The protagonist also needs to have a strong goal. Well-crafted characters have wants, needs, and flaws, and need to arc by the end of the script. Their goal should correlate with all of that.

The inciting incident disrupts the world of the protagonist, and he needs to make a decision regarding that. That’s also when his goal and the stakes come into play.

Ideally, all of these things are reflected in the script’s logline. And yes, it’s as hard as the description makes it sound. Crafting a good logline is an art form. It’s not easy at all. And it shouldn’t be—after all, it’s one sentence showing multiple parts of a hopefully complicated, intriguing, and unique script. Summarizing it in one sentence is no small feat. But when the script has a clear protagonist, goal, inciting incident, world, and antagonist, then writing the logline becomes a lot more doable.

One last thing to remember is to always write in active voice, just like you do when writing a script. Never use past tense.

There are several logline generators or prompts out there, but one of the most common ones shows that a good template to start crafting your logline should be something like:

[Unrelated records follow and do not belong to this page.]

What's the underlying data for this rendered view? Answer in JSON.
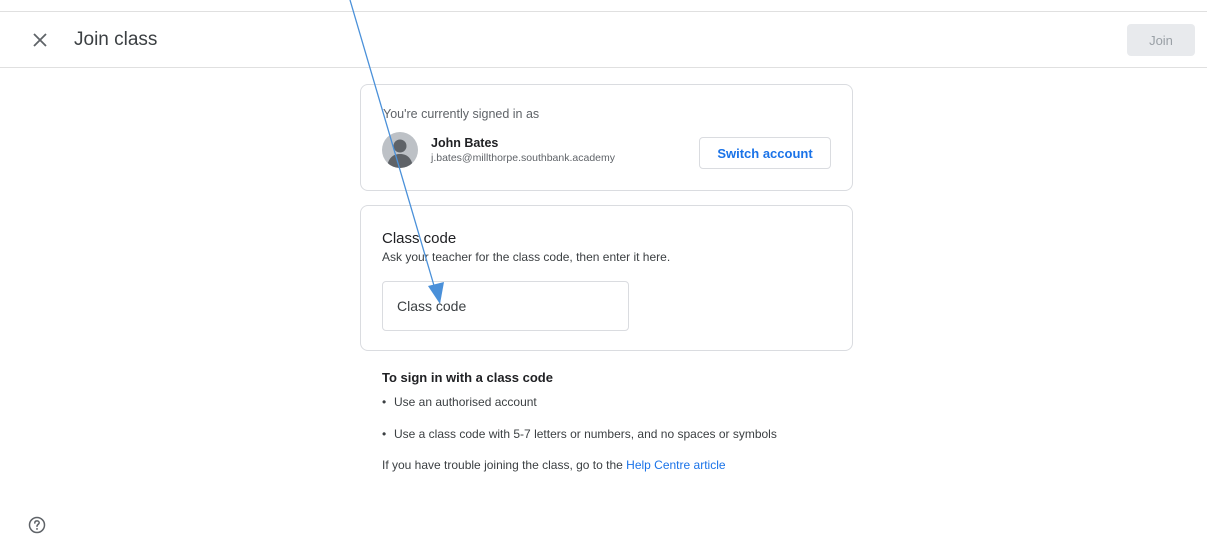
{
  "header": {
    "title": "Join class",
    "close_icon": "close-icon",
    "join_label": "Join"
  },
  "account": {
    "signed_in_label": "You're currently signed in as",
    "name": "John Bates",
    "email": "j.bates@millthorpe.southbank.academy",
    "switch_label": "Switch account",
    "avatar_icon": "avatar-icon"
  },
  "class_code": {
    "title": "Class code",
    "description": "Ask your teacher for the class code, then enter it here.",
    "placeholder": "Class code",
    "value": ""
  },
  "info": {
    "title": "To sign in with a class code",
    "bullets": [
      "Use an authorised account",
      "Use a class code with 5-7 letters or numbers, and no spaces or symbols"
    ],
    "trouble_prefix": "If you have trouble joining the class, go to the ",
    "help_link": "Help Centre article"
  },
  "footer": {
    "help_icon": "help-circle-icon"
  },
  "colors": {
    "accent": "#1a73e8",
    "border": "#dadce0",
    "annotation_arrow": "#4a90d9",
    "disabled_button_bg": "#e8eaed"
  }
}
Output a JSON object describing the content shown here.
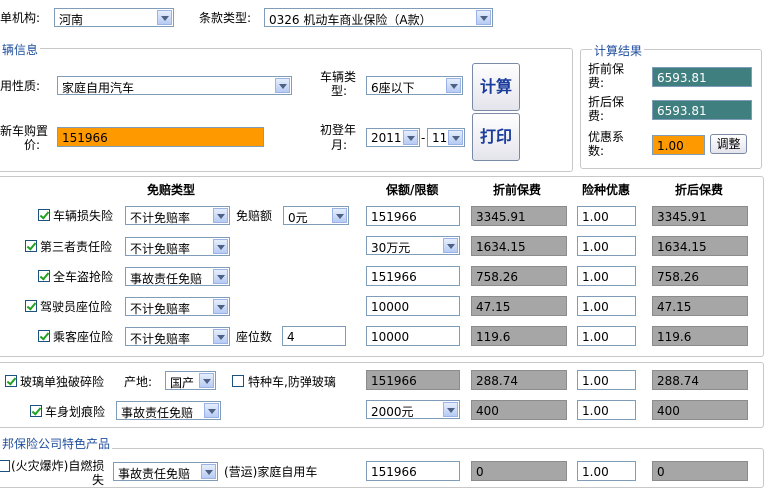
{
  "top": {
    "org_label": "单机构:",
    "org_value": "河南",
    "clause_label": "条款类型:",
    "clause_value": "0326 机动车商业保险（A款）"
  },
  "vehicle": {
    "section_title": "辆信息",
    "use_label": "用性质:",
    "use_value": "家庭自用汽车",
    "type_label_1": "车辆类",
    "type_label_2": "型:",
    "type_value": "6座以下",
    "price_label_1": "新车购置",
    "price_label_2": "价:",
    "price_value": "151966",
    "reg_label_1": "初登年",
    "reg_label_2": "月:",
    "reg_year": "2011",
    "reg_sep": "-",
    "reg_month": "11",
    "calc_button": "计算",
    "print_button": "打印"
  },
  "result": {
    "title": "计算结果",
    "before_label_1": "折前保",
    "before_label_2": "费:",
    "before_value": "6593.81",
    "after_label_1": "折后保",
    "after_label_2": "费:",
    "after_value": "6593.81",
    "discount_label_1": "优惠系",
    "discount_label_2": "数:",
    "discount_value": "1.00",
    "adjust_button": "调整"
  },
  "table": {
    "headers": [
      "免赔类型",
      "保额/限额",
      "折前保费",
      "险种优惠",
      "折后保费"
    ],
    "deductible_label": "免赔额",
    "deductible_value": "0元",
    "seats_label": "座位数",
    "seats_value": "4",
    "rows": [
      {
        "name": "车辆损失险",
        "type": "不计免赔率",
        "amount": "151966",
        "before": "3345.91",
        "discount": "1.00",
        "after": "3345.91",
        "checked": true
      },
      {
        "name": "第三者责任险",
        "type": "不计免赔率",
        "amount": "30万元",
        "before": "1634.15",
        "discount": "1.00",
        "after": "1634.15",
        "checked": true
      },
      {
        "name": "全车盗抢险",
        "type": "事故责任免赔",
        "amount": "151966",
        "before": "758.26",
        "discount": "1.00",
        "after": "758.26",
        "checked": true
      },
      {
        "name": "驾驶员座位险",
        "type": "不计免赔率",
        "amount": "10000",
        "before": "47.15",
        "discount": "1.00",
        "after": "47.15",
        "checked": true
      },
      {
        "name": "乘客座位险",
        "type": "不计免赔率",
        "amount": "10000",
        "before": "119.6",
        "discount": "1.00",
        "after": "119.6",
        "checked": true
      }
    ]
  },
  "extra": {
    "glass_name": "玻璃单独破碎险",
    "origin_label": "产地:",
    "origin_value": "国产",
    "special_label": "特种车,防弹玻璃",
    "glass_amount": "151966",
    "glass_before": "288.74",
    "glass_discount": "1.00",
    "glass_after": "288.74",
    "scratch_name": "车身划痕险",
    "scratch_type": "事故责任免赔",
    "scratch_amount": "2000元",
    "scratch_before": "400",
    "scratch_discount": "1.00",
    "scratch_after": "400"
  },
  "special": {
    "section_title": "邦保险公司特色产品",
    "fire_label_1": "(火灾爆炸)自燃损",
    "fire_label_2": "失",
    "fire_type": "事故责任免赔",
    "fire_use_label": "(营运)家庭自用车",
    "fire_amount": "151966",
    "fire_before": "0",
    "fire_discount": "1.00",
    "fire_after": "0"
  }
}
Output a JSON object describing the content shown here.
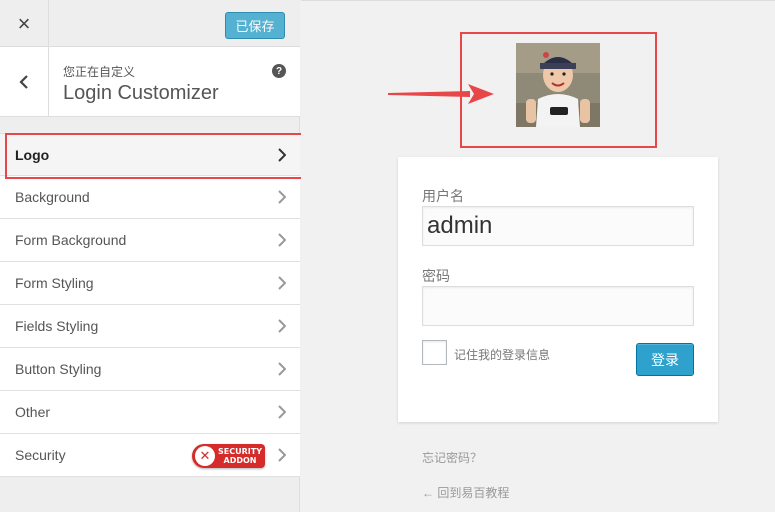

"When (inciting incident) happens, (the protagonist) decides to (do something active) against (antagonist)."

Some good examples from famous movies would be:

"When two star-crossed lovers meet in the Titanic, they fight to make their love work as the ship sinks in the ocean." (Titanic)

"When the new young queen inadvertently freezes her kingdom, she must learn to control her powers and rekindle her relationship with her sister in order to stop the evils threatening to destroy her kingdom." (Frozen)


Cody Smart

Cody Smart

Reviewer

Cody is an independent writer and script doctor from Santiago, Chile. She attended the prestigious Pontificia Universidad Católica de Chile, where she double majored in English Literature and Linguistics, with a minor in Dramatic Literature. She moved to L.A. and got her MFA in Screenwriting at the New York Film Academy, Universal Studios location, while at the same time working at Sony Pictures as a reader and story analyst. She also received two Certificates from UCLA, in Development and Producing for Film and TV.

Aside from her years of experience as a studio reader, she’s a judge for multiple script and film competitions, has written some award-winning short films and feature film scripts, she’s been working as a script analyst and doctor for years helping writers take their scripts to the next level, and is currently the head of the coverage department at Story Data.